If you aspire to Senator, fifty million. President? Two hundred million per election. If you won’t pay it, someone else will. It’s called a free market.

Douglas Q on November 9, 2009 at 8:53 am

Republicans are Democrat Lite. They just want to get to the same destination more slowly than the Democrats do but they’ll still get there. So where’s the principled objection to Big Government? The NRO crowd pushed it to bail out the banks and Wall Street and they turn around and say Joe Plumber can’t loot the government? Uh huh.

NormanF on November 9, 2009 at 9:55 am

Whats needed is another conservative revolution in this country and we’re running out of time. We need to go state to state in search of our guy or gal who will push the our agenda starting with replacing each state congressman and senator till we have the force needed to be rid of these liberal gangs running us into the ground with teir back room deals with the Arab community, and femmenization of our whole society.

seahawker on November 9, 2009 at 10:33 am

Really a con-job by the Dems and Republicans. One reason the Republicans virtually all voted against this bill is, as you said, that they knew it couldn’t be defeated. If their votes really had had the potential of making a difference, some of them would have voted their hearts and voted ‘for’. I hear almost no talk about the worst aspect of this bill, the socialist/commie redistribution of income to the 50’5 who don’t pay taxes, and, for the most part, sponge off of hard-working Americans. Any social welfare scheme virtually is guaranteed 50% of the vote, i.e. the have-nots. Of course they won’t vote against getting handouts. Bad is it is to add to the deficit, the socialist redistribution of income is worse. No one in Congress is discussing that.
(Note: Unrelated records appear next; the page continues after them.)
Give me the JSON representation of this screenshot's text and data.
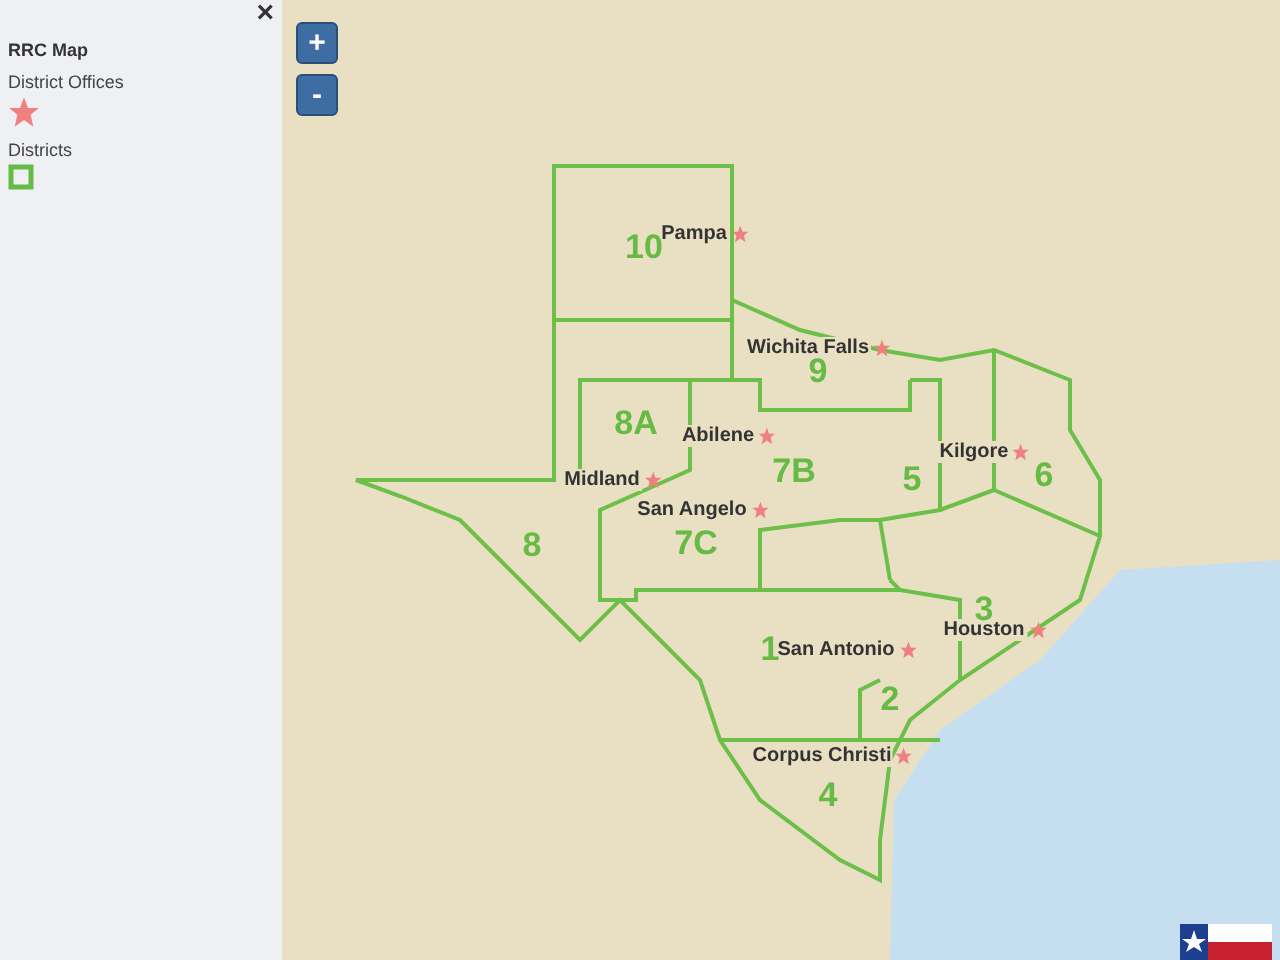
{
  "legend": {
    "close": "×",
    "title": "RRC Map",
    "items": [
      {
        "kind": "star",
        "label": "District Offices"
      },
      {
        "kind": "square",
        "label": "Districts"
      }
    ]
  },
  "zoom": {
    "in": "+",
    "out": "-"
  },
  "map": {
    "districts": [
      "10",
      "8A",
      "9",
      "7B",
      "5",
      "6",
      "8",
      "7C",
      "1",
      "3",
      "2",
      "4"
    ],
    "offices": [
      "Pampa",
      "Wichita Falls",
      "Abilene",
      "Midland",
      "San Angelo",
      "Kilgore",
      "Houston",
      "San Antonio",
      "Corpus Christi"
    ]
  }
}
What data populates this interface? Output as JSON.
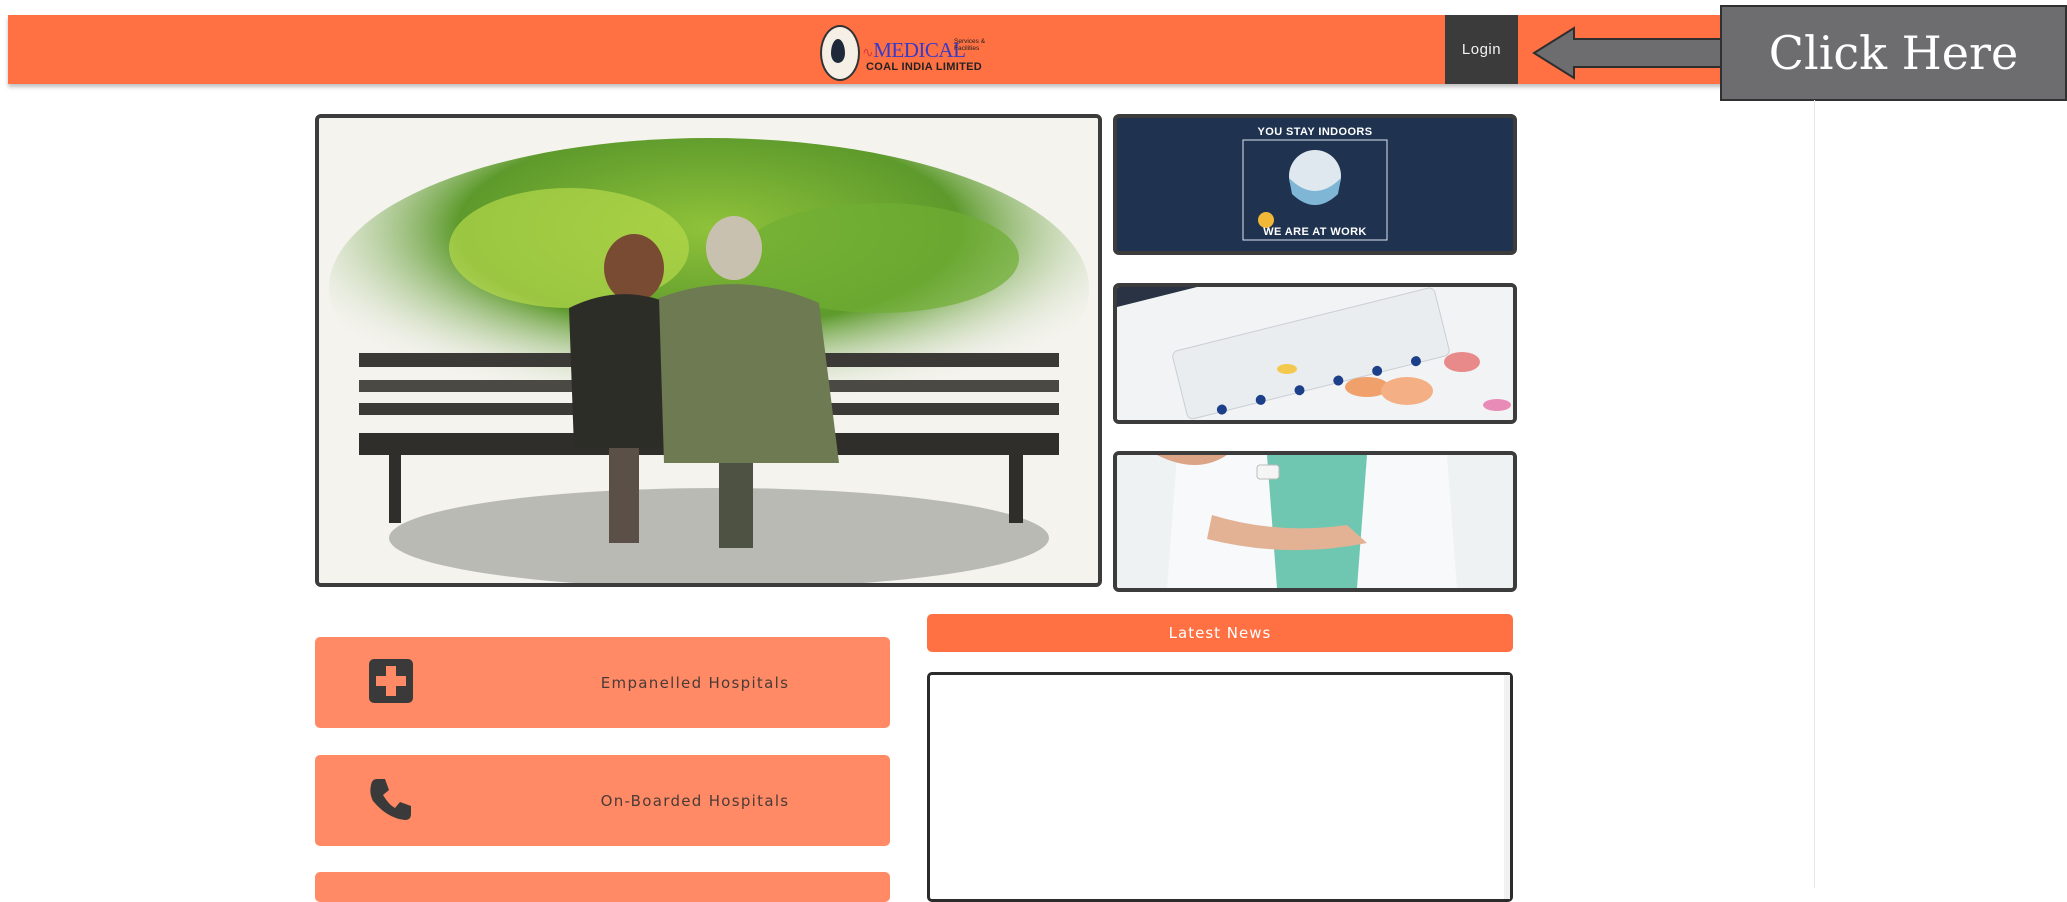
{
  "header": {
    "logo": {
      "brand_word": "MEDICAL",
      "small_line1": "Services",
      "small_line2": "Facilities",
      "small_amp": "&",
      "org_name": "COAL INDIA LIMITED"
    },
    "login_label": "Login"
  },
  "callout": {
    "label": "Click Here"
  },
  "posters": {
    "indoors_top": "YOU STAY INDOORS",
    "indoors_bottom": "WE ARE AT WORK"
  },
  "cards": [
    {
      "label": "Empanelled Hospitals",
      "icon": "hospital-plus-icon"
    },
    {
      "label": "On-Boarded Hospitals",
      "icon": "phone-icon"
    }
  ],
  "news": {
    "title": "Latest News"
  },
  "colors": {
    "header": "#ff7143",
    "card": "#ff8a65",
    "login_bg": "#3b3b3b",
    "callout_bg": "#6d6d6f"
  }
}
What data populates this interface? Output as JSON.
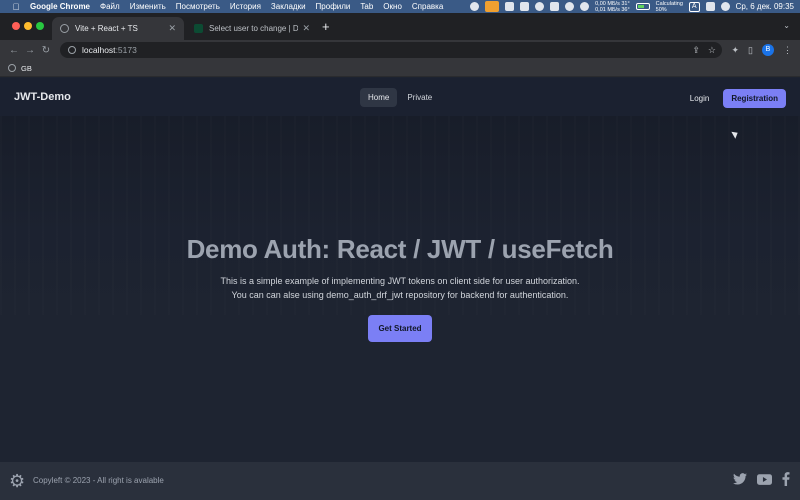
{
  "menubar": {
    "app_name": "Google Chrome",
    "items": [
      "Файл",
      "Изменить",
      "Посмотреть",
      "История",
      "Закладки",
      "Профили",
      "Tab",
      "Окно",
      "Справка"
    ],
    "net_up": "0,00 МБ/s 31°",
    "net_down": "0,01 МБ/s 36°",
    "battery_status": "Calculating",
    "battery_percent": "50%",
    "input_source": "A",
    "datetime": "Ср, 6 дек.  09:35"
  },
  "browser": {
    "tabs": [
      {
        "title": "Vite + React + TS",
        "active": true
      },
      {
        "title": "Select user to change | Djang",
        "active": false
      }
    ],
    "new_tab": "+",
    "url_host": "localhost",
    "url_port": ":5173",
    "profile_initial": "B",
    "bookmarks": [
      {
        "label": "GB"
      }
    ]
  },
  "app": {
    "brand": "JWT-Demo",
    "nav": [
      {
        "label": "Home",
        "active": true
      },
      {
        "label": "Private",
        "active": false
      }
    ],
    "login_label": "Login",
    "register_label": "Registration",
    "hero": {
      "title": "Demo Auth: React / JWT / useFetch",
      "subtitle_line1": "This is a simple example of implementing JWT tokens on client side for user authorization.",
      "subtitle_line2": "You can can alse using demo_auth_drf_jwt repository for backend for authentication.",
      "cta_label": "Get Started"
    },
    "footer": {
      "copyright": "Copyleft © 2023 - All right is avalable",
      "social_icons": [
        "twitter-icon",
        "youtube-icon",
        "facebook-icon"
      ]
    }
  },
  "colors": {
    "accent": "#7b7ff5",
    "page_bg": "#1e2431",
    "footer_bg": "#2a303c"
  }
}
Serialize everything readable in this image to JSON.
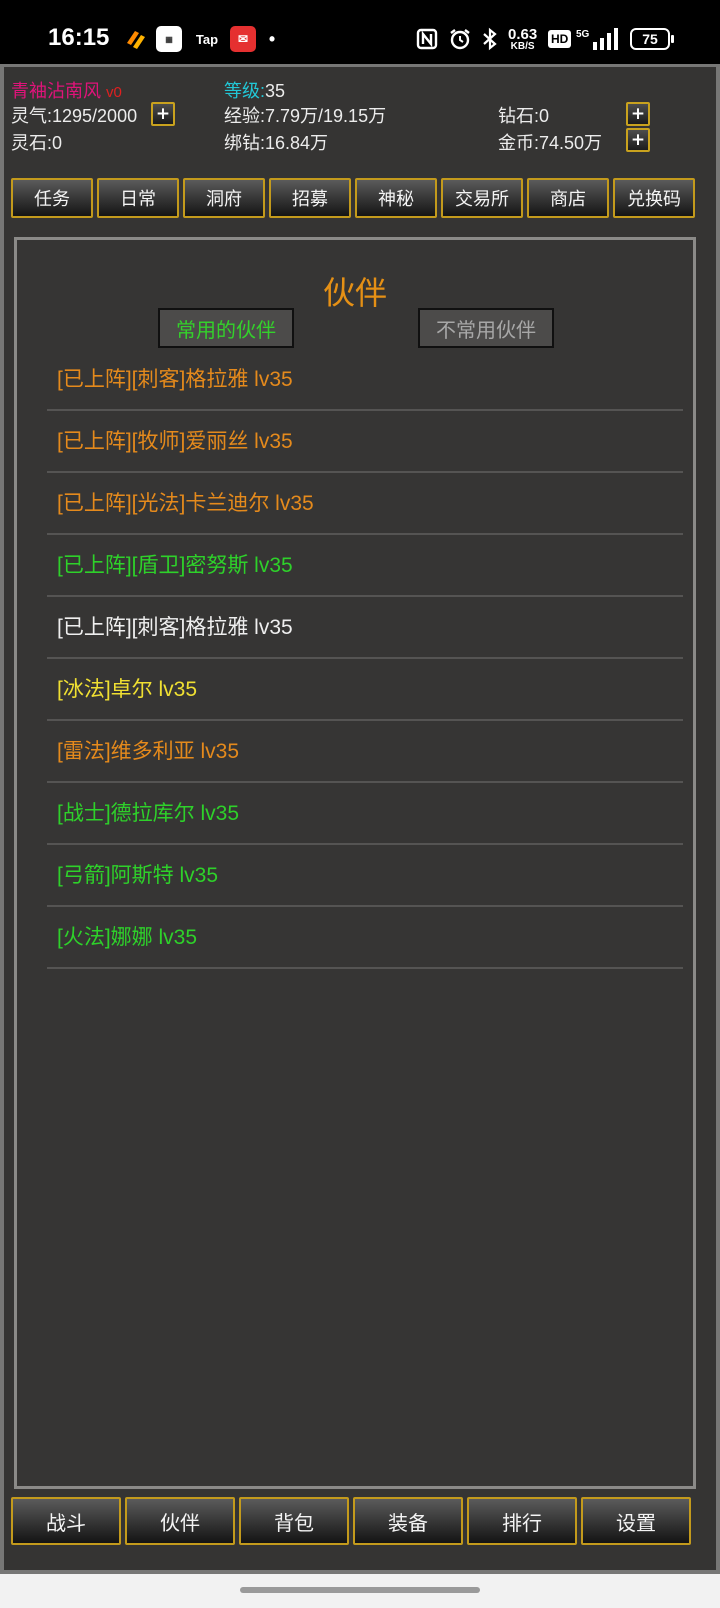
{
  "status_bar": {
    "time": "16:15",
    "apps": [
      "Tap"
    ],
    "net_speed_value": "0.63",
    "net_speed_unit": "KB/S",
    "hd": "HD",
    "signal_label": "5G",
    "battery": "75"
  },
  "player": {
    "name": "青袖沾南风",
    "vip": "v0",
    "level_label": "等级:",
    "level_value": "35",
    "lingqi": "灵气:1295/2000",
    "exp": "经验:7.79万/19.15万",
    "diamond": "钻石:0",
    "lingshi": "灵石:0",
    "bound_diamond": "绑钻:16.84万",
    "gold": "金币:74.50万",
    "plus_label": "+"
  },
  "top_tabs": [
    "任务",
    "日常",
    "洞府",
    "招募",
    "神秘",
    "交易所",
    "商店",
    "兑换码"
  ],
  "panel": {
    "title": "伙伴",
    "toggle_active": "常用的伙伴",
    "toggle_inactive": "不常用伙伴",
    "partners": [
      {
        "text": "[已上阵][刺客]格拉雅 lv35",
        "color": "#e58a1c"
      },
      {
        "text": "[已上阵][牧师]爱丽丝 lv35",
        "color": "#e58a1c"
      },
      {
        "text": "[已上阵][光法]卡兰迪尔 lv35",
        "color": "#e58a1c"
      },
      {
        "text": "[已上阵][盾卫]密努斯 lv35",
        "color": "#2ed12a"
      },
      {
        "text": "[已上阵][刺客]格拉雅 lv35",
        "color": "#efefef"
      },
      {
        "text": "[冰法]卓尔 lv35",
        "color": "#f0e032"
      },
      {
        "text": "[雷法]维多利亚 lv35",
        "color": "#e58a1c"
      },
      {
        "text": "[战士]德拉库尔 lv35",
        "color": "#2ed12a"
      },
      {
        "text": "[弓箭]阿斯特 lv35",
        "color": "#2ed12a"
      },
      {
        "text": "[火法]娜娜 lv35",
        "color": "#2ed12a"
      }
    ]
  },
  "bottom_nav": [
    "战斗",
    "伙伴",
    "背包",
    "装备",
    "排行",
    "设置"
  ],
  "colors": {
    "name": "#e0137a",
    "vip": "#e02020",
    "level_label": "#22c7d6",
    "title": "#e59015",
    "toggle_active": "#34d12b",
    "toggle_inactive": "#a7a7a7",
    "button_border": "#c39a1c"
  }
}
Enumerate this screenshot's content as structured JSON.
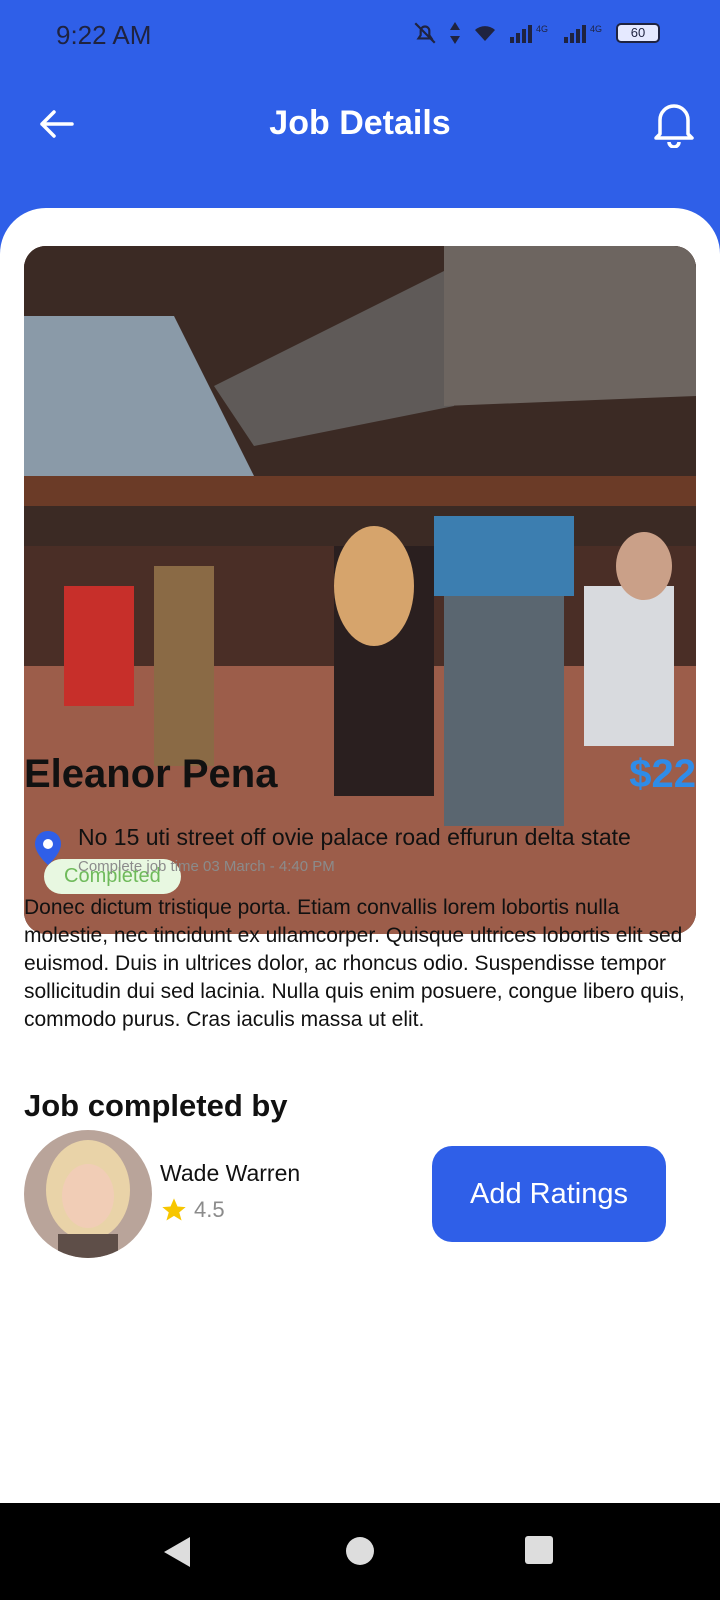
{
  "status": {
    "time": "9:22 AM",
    "battery": "60",
    "icons": [
      "mute-bell-icon",
      "data-arrows-icon",
      "wifi-icon",
      "signal-4g-icon",
      "signal-4g-icon",
      "battery-icon"
    ]
  },
  "header": {
    "title": "Job Details",
    "back_icon": "arrow-left-icon",
    "notification_icon": "bell-icon"
  },
  "job": {
    "status": "Completed",
    "customer_name": "Eleanor Pena",
    "price": "$22",
    "address": "No 15 uti street off ovie palace road effurun delta state",
    "complete_time": "Complete job time 03 March - 4:40 PM",
    "description": "Donec dictum tristique porta. Etiam convallis lorem lobortis nulla molestie, nec tincidunt ex ullamcorper. Quisque ultrices lobortis elit sed euismod. Duis in ultrices dolor, ac rhoncus odio. Suspendisse tempor sollicitudin dui sed lacinia. Nulla quis enim posuere, congue libero quis, commodo purus. Cras iaculis massa ut elit."
  },
  "completed_by": {
    "section_title": "Job completed by",
    "name": "Wade Warren",
    "rating": "4.5",
    "button_label": "Add Ratings"
  },
  "colors": {
    "primary": "#2F5FE8",
    "price": "#2F8CE8",
    "badge_bg": "#e8f8e1",
    "badge_text": "#6fba5b",
    "star": "#F7C600"
  }
}
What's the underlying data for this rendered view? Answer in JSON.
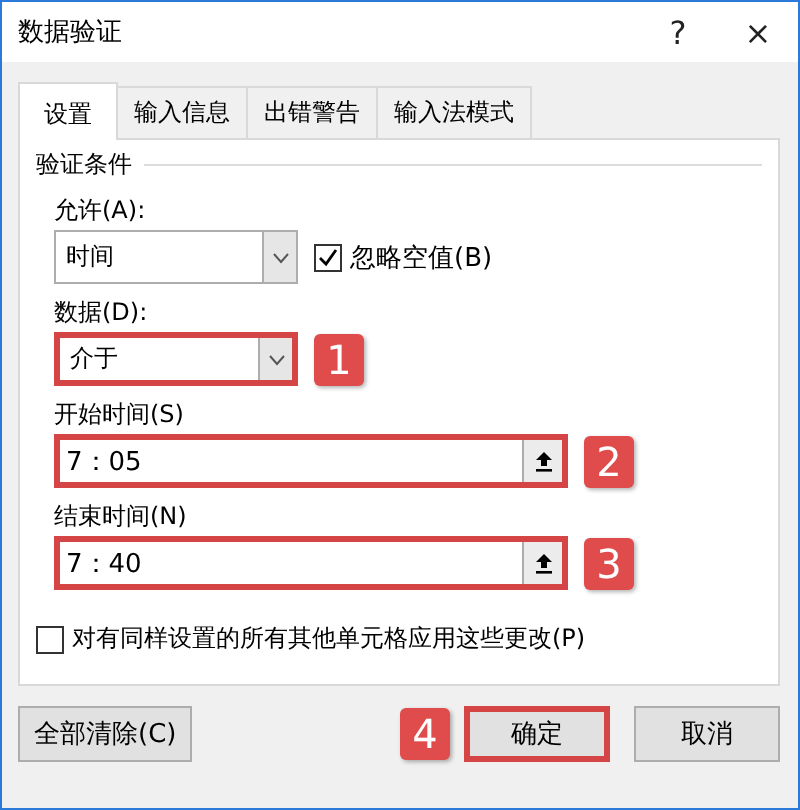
{
  "window": {
    "title": "数据验证",
    "help": "?",
    "close": "×"
  },
  "tabs": [
    {
      "label": "设置",
      "selected": true
    },
    {
      "label": "输入信息",
      "selected": false
    },
    {
      "label": "出错警告",
      "selected": false
    },
    {
      "label": "输入法模式",
      "selected": false
    }
  ],
  "section": "验证条件",
  "allow": {
    "label": "允许(A):",
    "value": "时间"
  },
  "ignore_blank": {
    "label": "忽略空值(B)",
    "checked": true
  },
  "data": {
    "label": "数据(D):",
    "value": "介于",
    "marker": "1"
  },
  "start_time": {
    "label": "开始时间(S)",
    "value": "7：05",
    "marker": "2"
  },
  "end_time": {
    "label": "结束时间(N)",
    "value": "7：40",
    "marker": "3"
  },
  "apply_all": {
    "label": "对有同样设置的所有其他单元格应用这些更改(P)",
    "checked": false
  },
  "buttons": {
    "clear": "全部清除(C)",
    "ok": "确定",
    "ok_marker": "4",
    "cancel": "取消"
  }
}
I’m going dizzy looking at the stimulus bills, the bailouts, the never-ending handouts to AIG, GMAC and Fannie Mae. The Republicans have never mounted a serious, principled opposition to these handouts.

It means nothing that the House Bill is DOA in the Senate. The only thing that will mean anything is if the Senate passes nothing, and I’m not aware of anyone in Congress calling for that.

Even if the Senate, hope against hope, passes something much more conservative, it will shed its conservative veneer in conference. How can anyone take seriously the assertion that things will be OK because the Senate will pass something more conservative?

Little Al on November 9, 2009 at 4:59 pm

Debbie, you are correct: all but about 30 or so Republicans have remained consistently conservative on major (and minor) legislation for the last 10+ years.

My Rep. Mike Pence led and insurgent band of House Conservatives (“C” First not “Republican”) that almost defeated that “Obamacare #1”.

God Bless.

JS: I think you meant “only” 30 or so Republicans have remained consistently conservative on major (and minor) legislation for the last 10+ years. Right? DS

Jeremy S on November 9, 2009 at 10:43 pm

Leave a Reply

* denotes required field